Some of them lost a family member. Some lost a pet. And some were grieving over their lost candidate after the election. One of the things that most of us have to deal with in retirement is grief – either our own or someone else's. What do you say to someone who's grieving? That's exactly what I asked Natalia Volz and the answer may surprise you.
Natalia Volz is the founder of Passing Through Grief and the RELIEF Process.
She helps individuals who feel lost and down after experiencing a significant loss or change in their life such as a death, divorce, or children leaving home to heal their pain so they can rebuild their life and find renewed purpose.
She has first hand experience with loss and grief. In 2010, after a two-year battle with cancer, her husband died at the age of 49. Lost, alone, and very frightened, she eventually found her way through the devastating pain of loss and grief.
There is a lack of understanding and a fear in our culture about loss and grief, and she found herself struggling to find help to get through. She worked diligently to move beyond her own grief and on to living happily and purposefully. Natalia read every book she could get my hands on, took courses on the subject, and completed grief recovery certification training, and in the process became passionate about making a difference in the way our society deals with loss, change and grief.

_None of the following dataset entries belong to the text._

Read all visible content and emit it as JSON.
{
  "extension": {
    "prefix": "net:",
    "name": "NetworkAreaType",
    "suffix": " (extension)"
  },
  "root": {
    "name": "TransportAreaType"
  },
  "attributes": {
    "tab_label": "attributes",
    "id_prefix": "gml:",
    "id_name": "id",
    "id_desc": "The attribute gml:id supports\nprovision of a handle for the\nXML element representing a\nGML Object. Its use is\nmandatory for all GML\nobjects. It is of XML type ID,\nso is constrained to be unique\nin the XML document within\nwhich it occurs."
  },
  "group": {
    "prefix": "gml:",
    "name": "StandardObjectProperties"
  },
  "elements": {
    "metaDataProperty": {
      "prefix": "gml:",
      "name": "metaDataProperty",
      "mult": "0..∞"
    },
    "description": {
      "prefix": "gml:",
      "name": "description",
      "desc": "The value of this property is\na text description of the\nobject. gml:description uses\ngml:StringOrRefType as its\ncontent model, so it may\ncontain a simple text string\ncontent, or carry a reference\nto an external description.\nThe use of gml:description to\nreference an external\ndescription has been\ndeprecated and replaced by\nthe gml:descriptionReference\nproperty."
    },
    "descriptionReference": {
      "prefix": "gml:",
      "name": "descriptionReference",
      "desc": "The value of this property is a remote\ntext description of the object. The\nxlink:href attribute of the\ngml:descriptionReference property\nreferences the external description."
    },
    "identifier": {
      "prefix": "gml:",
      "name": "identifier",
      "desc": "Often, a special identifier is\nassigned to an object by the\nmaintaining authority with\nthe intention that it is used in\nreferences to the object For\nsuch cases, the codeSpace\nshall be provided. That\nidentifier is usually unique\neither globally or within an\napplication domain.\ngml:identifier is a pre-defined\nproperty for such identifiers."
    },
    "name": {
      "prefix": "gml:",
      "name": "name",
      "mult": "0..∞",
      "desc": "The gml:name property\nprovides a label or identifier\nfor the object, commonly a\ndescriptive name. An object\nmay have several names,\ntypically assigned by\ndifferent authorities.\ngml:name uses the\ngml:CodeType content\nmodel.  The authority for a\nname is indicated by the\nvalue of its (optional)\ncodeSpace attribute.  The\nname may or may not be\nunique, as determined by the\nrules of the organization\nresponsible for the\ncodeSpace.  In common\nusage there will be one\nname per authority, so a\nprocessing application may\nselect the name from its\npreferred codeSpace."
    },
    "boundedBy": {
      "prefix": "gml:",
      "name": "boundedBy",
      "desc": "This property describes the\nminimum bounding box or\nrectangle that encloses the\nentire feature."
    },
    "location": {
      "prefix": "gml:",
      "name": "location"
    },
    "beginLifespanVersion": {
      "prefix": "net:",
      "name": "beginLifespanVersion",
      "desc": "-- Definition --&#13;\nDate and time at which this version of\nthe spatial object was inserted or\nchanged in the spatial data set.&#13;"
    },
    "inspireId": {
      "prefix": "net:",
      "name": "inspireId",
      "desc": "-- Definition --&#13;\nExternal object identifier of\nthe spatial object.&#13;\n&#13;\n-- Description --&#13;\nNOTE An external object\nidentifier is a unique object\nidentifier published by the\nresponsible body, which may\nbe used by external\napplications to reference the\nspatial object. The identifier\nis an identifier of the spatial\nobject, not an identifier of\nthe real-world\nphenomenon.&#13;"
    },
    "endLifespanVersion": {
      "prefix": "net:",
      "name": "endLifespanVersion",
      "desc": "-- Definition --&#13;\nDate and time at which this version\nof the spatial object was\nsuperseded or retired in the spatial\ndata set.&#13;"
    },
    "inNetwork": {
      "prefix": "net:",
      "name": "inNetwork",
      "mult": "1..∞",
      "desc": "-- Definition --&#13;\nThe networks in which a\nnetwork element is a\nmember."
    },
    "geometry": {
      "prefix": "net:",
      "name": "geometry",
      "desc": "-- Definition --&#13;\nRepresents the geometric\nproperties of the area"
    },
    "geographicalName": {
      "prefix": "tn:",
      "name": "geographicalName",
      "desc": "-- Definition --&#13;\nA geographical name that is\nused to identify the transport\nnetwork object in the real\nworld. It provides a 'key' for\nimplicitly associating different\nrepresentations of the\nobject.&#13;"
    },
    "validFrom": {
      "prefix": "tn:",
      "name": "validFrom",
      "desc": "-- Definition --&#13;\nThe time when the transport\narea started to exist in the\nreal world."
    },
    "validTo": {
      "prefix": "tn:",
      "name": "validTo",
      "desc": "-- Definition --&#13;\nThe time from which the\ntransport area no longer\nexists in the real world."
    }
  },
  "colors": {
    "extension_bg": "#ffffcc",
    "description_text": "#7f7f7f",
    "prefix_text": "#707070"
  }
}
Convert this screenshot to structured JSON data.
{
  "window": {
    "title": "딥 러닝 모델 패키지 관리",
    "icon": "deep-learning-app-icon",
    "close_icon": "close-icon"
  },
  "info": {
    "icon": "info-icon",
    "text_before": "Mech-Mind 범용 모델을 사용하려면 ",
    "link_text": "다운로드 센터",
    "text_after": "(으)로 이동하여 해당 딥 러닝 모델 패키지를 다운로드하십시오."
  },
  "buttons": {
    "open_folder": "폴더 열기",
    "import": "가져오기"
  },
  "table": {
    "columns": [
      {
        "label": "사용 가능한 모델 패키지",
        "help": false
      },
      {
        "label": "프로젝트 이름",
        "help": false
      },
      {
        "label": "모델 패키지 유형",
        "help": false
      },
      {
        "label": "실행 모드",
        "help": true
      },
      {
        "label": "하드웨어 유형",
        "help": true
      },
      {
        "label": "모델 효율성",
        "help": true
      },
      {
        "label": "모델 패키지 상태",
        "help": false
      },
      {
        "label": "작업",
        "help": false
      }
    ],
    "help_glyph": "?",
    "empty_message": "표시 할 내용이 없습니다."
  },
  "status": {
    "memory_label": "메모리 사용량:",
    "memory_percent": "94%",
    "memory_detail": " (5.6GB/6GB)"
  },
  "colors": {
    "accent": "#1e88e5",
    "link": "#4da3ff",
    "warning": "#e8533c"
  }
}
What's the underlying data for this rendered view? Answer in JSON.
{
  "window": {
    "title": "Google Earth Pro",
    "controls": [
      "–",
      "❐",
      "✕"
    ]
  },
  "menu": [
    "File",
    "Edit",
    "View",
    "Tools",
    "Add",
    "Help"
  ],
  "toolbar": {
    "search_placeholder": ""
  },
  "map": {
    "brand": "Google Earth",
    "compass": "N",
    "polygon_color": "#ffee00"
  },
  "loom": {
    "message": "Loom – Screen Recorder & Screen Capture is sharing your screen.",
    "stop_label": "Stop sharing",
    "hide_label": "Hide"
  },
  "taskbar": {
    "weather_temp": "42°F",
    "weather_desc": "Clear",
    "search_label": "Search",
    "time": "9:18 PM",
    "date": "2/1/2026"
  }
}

It's easy to tell that she feels passionate about getting out accurate information on a subject we normally avoid but all have to confront first hand at some point in our lives.
I asked Natalia, “What do you say?” I know that I'm always at a loss for words when I'm confronted with someone who is grieving, because I know that nothing I say or do is going to bring their wholeness back. She had a very interesting answer: Be a heart with ears.
For the person who is grieving, she said that time does not heal all wounds. The person suffering a loss needs to talk about it. Keeping busy does not heal. So what do you say to someone who's grieving?
Natalia gave us some steps to take to help with our own grief:
Find a place to talk about the feelings of loss.
Write about your feelings about the loss.
Connect with others. See if there is one friend who will listen to how you are feeling. Tell them you just need to talk, and to have them listen.
Say it or write it while you are feeling the emotion.
Grief causes a lot of energy. Move through it through your body. Don't stuff it. Take a walk if you can.
Listen to music that makes you cry. Get your tears out. Crying releases a stress hormone that actually helps you release the stress. Don't worry, you can't cry forever. Normally it takes about 15 minutes and then you feel better.
Writing really helps with the relief process.
So what do you say to someone who's grieving? For dealing with others, remember you can't fix it so don't even try. Be a heart with ears. If your friend is telling you about some guilt that they might feel, don't discount it by saying “He knew you loved him”, instead say something like, “I can imagine that would be really painful. I can't imagine what that would feel like. Tell me more”.
Natalia gave us some excellent advice, but unfortunately my internet went out right when we were wrapping up the show. I hope to have her come back someday because what she had to say was so valuable. The good news is that we were wrapping up, about to give out her contact information, which we have below.
If you'd like to contact Natalia, you can reach her at 877-606-0909 or Natalia@PassingThroughGrief.com